by James M. Wall
As they used to say on Monty Python, “Now for something completely different.” And for that something, we turn to Gershom Gorenberg whose blog effectively nailed ABC News for a story it ran on Dunkin Donuts, an American purveyor of sweet, juicy, caloric donuts. Gorenberg tells us that he could not believe ABC was serious when it passed along the “shocking news” that a major American corporation had announced to the world that an ad for Dunkin Donuts was pulled from the the internet because of the possibility some viewers would see it as promoting “terrorism”.
Here is how it all came down: A young woman named Rachel Ray was attacked via the internet by a blogger named Pam Geller, who posted an item on her blog under the headline: “Rachel Ray: Dunkin Donuts Jihad Tool.” Ms. Geller proceeded to explain: “Have you seen Rachel Ray wearing the icon of Yasser Arafatbastard and the bloody Islamic jihad? This is part of the cultural jihad.”
Blog postings like that go up every day, but this one took on added life when, as Gorenberg adds:

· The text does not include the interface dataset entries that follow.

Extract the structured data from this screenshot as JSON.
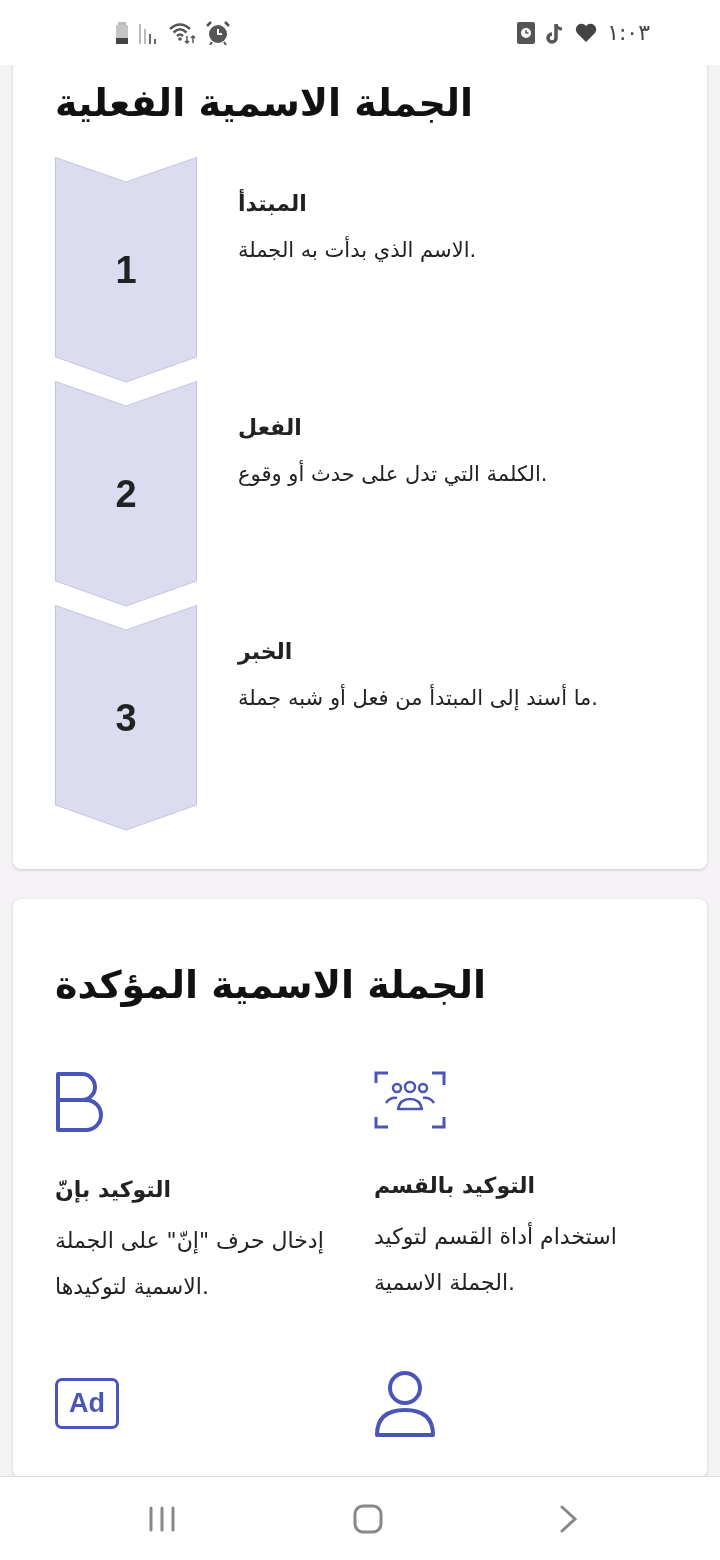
{
  "status_bar": {
    "time": "١:٠٣"
  },
  "steps_card": {
    "title": "الجملة الاسمية الفعلية",
    "steps": [
      {
        "number": "1",
        "title": "المبتدأ",
        "description": "الاسم الذي بدأت به الجملة."
      },
      {
        "number": "2",
        "title": "الفعل",
        "description": "الكلمة التي تدل على حدث أو وقوع."
      },
      {
        "number": "3",
        "title": "الخبر",
        "description": "ما أسند إلى المبتدأ من فعل أو شبه جملة."
      }
    ]
  },
  "features_card": {
    "title": "الجملة الاسمية المؤكدة",
    "items": [
      {
        "kind": "group-frame",
        "title": "التوكيد بالقسم",
        "description": "استخدام أداة القسم لتوكيد الجملة الاسمية."
      },
      {
        "kind": "bold-letter",
        "title": "التوكيد بإنّ",
        "description": "إدخال حرف \"إنّ\" على الجملة الاسمية لتوكيدها."
      },
      {
        "kind": "person"
      },
      {
        "kind": "ad-badge",
        "icon_text": "Ad"
      }
    ]
  }
}
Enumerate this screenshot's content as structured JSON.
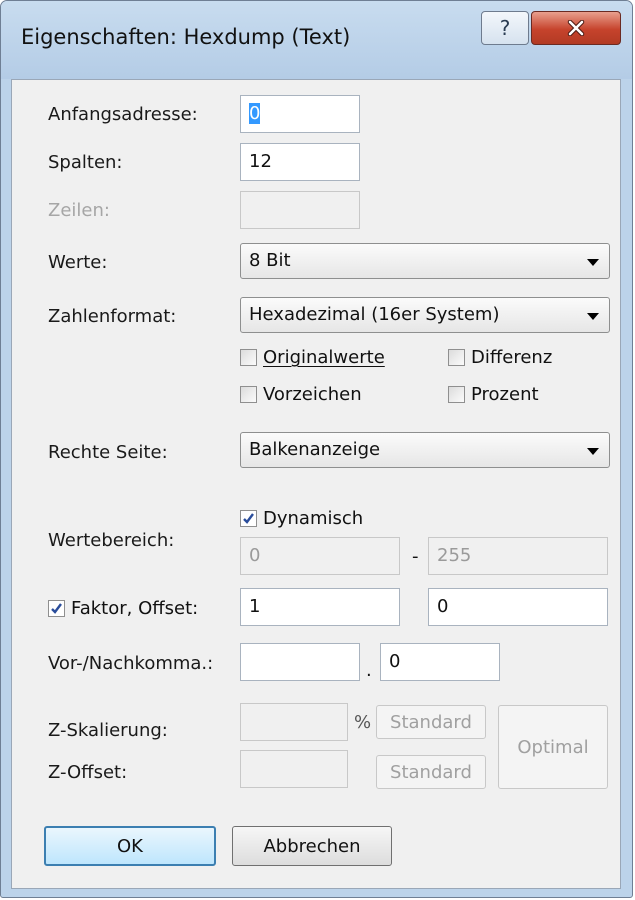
{
  "window": {
    "title": "Eigenschaften: Hexdump (Text)"
  },
  "form": {
    "start_address": {
      "label": "Anfangsadresse:",
      "value": "0"
    },
    "columns": {
      "label": "Spalten:",
      "value": "12"
    },
    "rows": {
      "label": "Zeilen:",
      "value": ""
    },
    "values": {
      "label": "Werte:",
      "selected": "8 Bit"
    },
    "number_format": {
      "label": "Zahlenformat:",
      "selected": "Hexadezimal  (16er System)"
    },
    "options": {
      "originalwerte": {
        "label": "Originalwerte",
        "checked": false
      },
      "differenz": {
        "label": "Differenz",
        "checked": false
      },
      "vorzeichen": {
        "label": "Vorzeichen",
        "checked": false
      },
      "prozent": {
        "label": "Prozent",
        "checked": false
      }
    },
    "right_side": {
      "label": "Rechte Seite:",
      "selected": "Balkenanzeige"
    },
    "value_range": {
      "label": "Wertebereich:",
      "dynamic_label": "Dynamisch",
      "dynamic_checked": true,
      "min": "0",
      "dash": "-",
      "max": "255"
    },
    "factor_offset": {
      "label": "Faktor, Offset:",
      "checked": true,
      "factor": "1",
      "offset": "0"
    },
    "decimals": {
      "label": "Vor-/Nachkomma.:",
      "before": "",
      "dot": ".",
      "after": "0"
    },
    "z_scaling": {
      "label": "Z-Skalierung:",
      "value": "",
      "unit": "%",
      "standard_label": "Standard"
    },
    "z_offset": {
      "label": "Z-Offset:",
      "value": "",
      "standard_label": "Standard"
    },
    "optimal_label": "Optimal"
  },
  "buttons": {
    "ok": "OK",
    "cancel": "Abbrechen"
  }
}
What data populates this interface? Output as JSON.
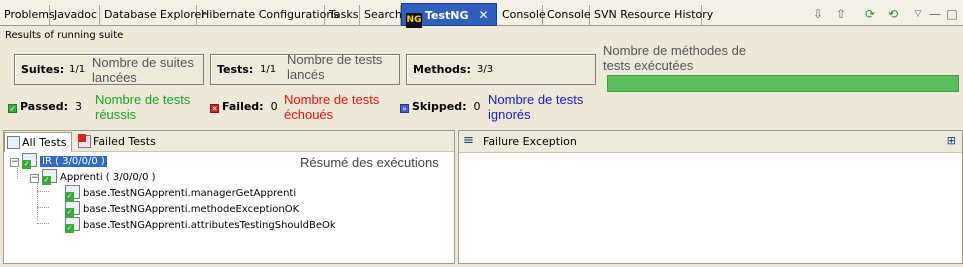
{
  "tabs": [
    {
      "label": "Problems"
    },
    {
      "label": "Javadoc"
    },
    {
      "label": "Database Explorer"
    },
    {
      "label": "Hibernate Configurations"
    },
    {
      "label": "Tasks"
    },
    {
      "label": "Search"
    },
    {
      "label": "TestNG",
      "active": true
    },
    {
      "label": "Console"
    },
    {
      "label": "Console"
    },
    {
      "label": "SVN Resource History"
    }
  ],
  "toolbar_icons": [
    "arrow-down-icon",
    "arrow-up-icon",
    "rerun-icon",
    "rerun-failed-icon",
    "view-menu-icon",
    "minimize-icon",
    "maximize-icon"
  ],
  "header": {
    "title": "Results of running suite"
  },
  "summary": {
    "suites": {
      "label": "Suites:",
      "value": "1/1",
      "note": "Nombre de suites lancées"
    },
    "tests": {
      "label": "Tests:",
      "value": "1/1",
      "note": "Nombre de tests lancés"
    },
    "methods": {
      "label": "Methods:",
      "value": "3/3",
      "note": "Nombre de méthodes de tests exécutées"
    },
    "progress": {
      "fraction": 1.0,
      "color": "#5cbd5c"
    }
  },
  "stats": {
    "passed": {
      "label": "Passed:",
      "value": "3",
      "note": "Nombre de tests réussis",
      "color": "#1fa21f"
    },
    "failed": {
      "label": "Failed:",
      "value": "0",
      "note": "Nombre de tests échoués",
      "color": "#ee1111"
    },
    "skipped": {
      "label": "Skipped:",
      "value": "0",
      "note": "Nombre de tests ignorés",
      "color": "#1a1acc"
    }
  },
  "left_tabs": {
    "all_tests": "All Tests",
    "failed_tests": "Failed Tests"
  },
  "tree": {
    "annotation": "Résumé des exécutions",
    "suite": "IR ( 3/0/0/0 )",
    "test": "Apprenti ( 3/0/0/0 )",
    "methods": [
      "base.TestNGApprenti.managerGetApprenti",
      "base.TestNGApprenti.methodeExceptionOK",
      "base.TestNGApprenti.attributesTestingShouldBeOk"
    ]
  },
  "right_panel": {
    "title": "Failure Exception"
  }
}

Fox News commentator Michelle Malkin took up the cause last week, when she wrote on her Web site… “The keffiyeh, for the clueless, is the traditional scarf of Arab men that has come to symbolize murderous Palestinian jihad.”… The actual garment, says the item, was a “black-and-white silk scarf with a paisley design.” With terror victorious, not only does a school teaching Arabic become a madrassa which necessarily means it teaches Islamic extremism, as Daniel Pipes believes, but a paisley scarf is necessarily a keffiyeh, which is necessarily a sign that the person wearing it favors “murdering Jews,” . . .
There can only be one explanation: For Malkin, every Palestinian is a terrorist. To sell that point, she resorts to sensationalism, minimalism and obscene sweeping statements. Sadly, this reductive approach is an old and tired trick when it comes to public discourse on the Middle-East, or Muslims.
But let’s not kid ourselves. Malkin’s anti-Palestinian message, by itself, is not newsworthy. It is only effective when coupled with a climate that is highly receptive to fear-mongering. Only then can it wreak havoc. After all, it is only because of the perception of a public backlash that Dunkin’ Donuts, with curiously weak knees, felt pressure to yank the ad off the Internet.
This country will one day elect a Jewish American or an Arab American as president, inshallah. For the moment, however, we may rejoice that we have a presidential candidate whose father, a Muslim from Africa, gave his son a respected Arabic middle name, Hussein. And a first name which translates, ‘blessed”.